A church group that owns beachfront property discriminated against a lesbian couple by not allowing them to rent the locale for their civil union ceremony, a New Jersey department ruled Monday in a case that has become a flash point in the nation’s gay rights battle.
The New Jersey Division on Civil Rights said its investigation found that the refusal of the Ocean Grove Camp Meeting Association to rent the oceanfront spot to the couple for their same-sex union in March 2007 violated the public accommodation provisions of the state’s Law Against Discrimination.
While the ruling is decisively in favor of the couple, Harriet Bernstein and Luisa Paster, it does not end the case. An administrative law judge still must decide on a remedy for the parties.
“What this case has always been about from my clients’ perspective has been equality,” said Larry Lustberg, the lawyer for the couple. He said they will seek an order that requires the pavilion to be “open to all on an equal basis.”
Brian Raum, a lawyer for the Alliance Defense Fund, a Scottsdale, Ariz.-based group that represents the Methodist organization, Camp Meeting Association, said his clients would keep pushing back against being forced to allow civil unions on the property.
“Our position is the same,” he said. “A Christian organization has a constitutional right to use their facilities in a way that is consistent with their beliefs.”
Meanwhile, the parties in the dispute are awaiting a ruling from the 3rd U.S. Circuit Court of Appeals on whether the issue should be decided in the division on civil rights or in federal courts. A lower federal court has ruled that the state could consider the case.
A New Jersey judge ruled against a Christian retreat house that refused to allow a same-sex civil union ceremony to be conducted on its premises, ruling the Constitution allows “some intrusion into religious freedom to balance other important societal goals.”
On Thursday, administrative judge Solomon A. Metzger ruled that religious liberty did not exempt the seaside retreat, which is associated with the United Methodist Church, from renting its facilities out for purposes that violate its moral beliefs.
In March 2007, Ocean Grove Camp Meeting Association declined Harriet Bernstein and Luisa Paster’s request to rent its Boardwalk Pavilion for the ceremony. The couple sued, claiming they had been discriminated against on the basis of their sexual orientation. In December 2008, the state Division on Civil Rights found the Christian campground had likely violated the state Law Against Discrimination (LAD) and joined the case.The United Methodist Church teaches, “The practice of homosexuality is incompatible with Christian teaching,” and that “ceremonies that celebrate homosexual unions shall not be conducted by our ministers and shall not be conducted in our churches.”
But Judge Metzger said church doctrine was irrelevant. “As to ‘free exercise’ [of religion], the LAD is a neutral law of general application designed to uncover and eradicate discrimination; it is not focused on or hostile to religion,” he wrote. The free exercise clause did not factor into his ruling, he stated, but “a much lower standard that tolerates some intrusion into religious freedom to balance other important societal goals.” He believed the “arm’s-length nature of the transactions” gave Ocean Grove “comfortable distance from notions incompatible with its own beliefs.”

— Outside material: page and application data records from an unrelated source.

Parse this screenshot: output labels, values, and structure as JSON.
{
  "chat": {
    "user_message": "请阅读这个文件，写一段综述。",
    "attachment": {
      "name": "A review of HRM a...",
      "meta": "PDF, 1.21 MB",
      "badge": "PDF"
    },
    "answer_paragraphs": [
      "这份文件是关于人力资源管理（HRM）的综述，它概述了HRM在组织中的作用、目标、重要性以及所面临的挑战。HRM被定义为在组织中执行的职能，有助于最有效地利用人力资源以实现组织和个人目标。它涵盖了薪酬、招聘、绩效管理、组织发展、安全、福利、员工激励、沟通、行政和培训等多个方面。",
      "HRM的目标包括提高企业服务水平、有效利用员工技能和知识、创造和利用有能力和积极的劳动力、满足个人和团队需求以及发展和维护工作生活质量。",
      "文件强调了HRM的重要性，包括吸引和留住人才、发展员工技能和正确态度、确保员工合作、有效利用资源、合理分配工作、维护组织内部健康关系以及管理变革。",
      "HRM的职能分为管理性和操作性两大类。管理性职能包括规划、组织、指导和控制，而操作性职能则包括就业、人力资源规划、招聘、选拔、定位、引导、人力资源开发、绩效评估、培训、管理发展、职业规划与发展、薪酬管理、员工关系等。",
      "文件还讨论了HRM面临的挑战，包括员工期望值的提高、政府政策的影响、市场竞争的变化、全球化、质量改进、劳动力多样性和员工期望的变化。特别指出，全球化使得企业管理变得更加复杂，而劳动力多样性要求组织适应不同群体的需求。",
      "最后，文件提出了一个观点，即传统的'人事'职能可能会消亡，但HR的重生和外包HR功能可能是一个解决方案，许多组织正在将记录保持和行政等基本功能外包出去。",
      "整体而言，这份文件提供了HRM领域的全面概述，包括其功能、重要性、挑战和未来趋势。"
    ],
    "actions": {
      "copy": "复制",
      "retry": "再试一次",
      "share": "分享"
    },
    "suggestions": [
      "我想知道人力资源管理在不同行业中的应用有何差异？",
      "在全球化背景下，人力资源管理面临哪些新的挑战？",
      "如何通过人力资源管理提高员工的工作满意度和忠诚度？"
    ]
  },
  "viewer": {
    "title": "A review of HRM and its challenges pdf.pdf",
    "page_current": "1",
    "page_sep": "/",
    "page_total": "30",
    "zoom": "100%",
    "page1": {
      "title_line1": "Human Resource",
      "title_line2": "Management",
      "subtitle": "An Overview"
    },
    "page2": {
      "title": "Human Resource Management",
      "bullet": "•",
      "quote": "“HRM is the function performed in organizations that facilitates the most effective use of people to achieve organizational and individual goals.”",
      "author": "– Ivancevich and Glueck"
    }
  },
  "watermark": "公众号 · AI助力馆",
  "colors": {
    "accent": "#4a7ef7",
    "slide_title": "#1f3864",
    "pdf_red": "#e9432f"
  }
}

“He said this isn’t a case of religious liberty, which is simply not true,” Jim Campbell, who represented the resort and serves as litigation staff counsel with the Alliance Defense Fund (ADF), told LifeSiteNews.com. “What this case involves at its core is the rights of a religious group to use its property in a way that is consistent with its religious beliefs.”
Campbell said most people will find Metzger’s belief that the state can force a religious facility to violate its conscience “a very scary concept. If that is a principle of the law, then essentially the government can cast aside religion if it deems something more important.” Campbell called Metzger’s ruling “an error of Constitutional law.”
UPDATE: A reader notes a distinction that he feels should be made:
The Ocean Grove Camp Meeting Association is not a church. Granted, they have some affiliation with the United Methodist Church, however the controversy was the result of the non-church status of the OGCMA. That organization, because it is not a church, applied for a “Green Acres” tax exemption via the New Jersey Department of Environmental Protection. The tax exemption required that the OCGMA allow use of its facilities to the public “on an equal basis.”
Because the OGCMA allowed the public to use the pavilion for weddings, and because the OGCMA voluntarily agreed to make its facilities open to the public “on an equal basis” in exchange for a tax break, the court ruled that the OCGMA could not exclude same-sex weddings from its pavilion.
Nonetheless: to my way of thinking, the central conflict here between a church’s values and a court’s ruling that those values are irrelevant seems one worth noting, along with the judge’s comments that “some intrusion into religious freedom [may be needed] to balance other important societal goals.”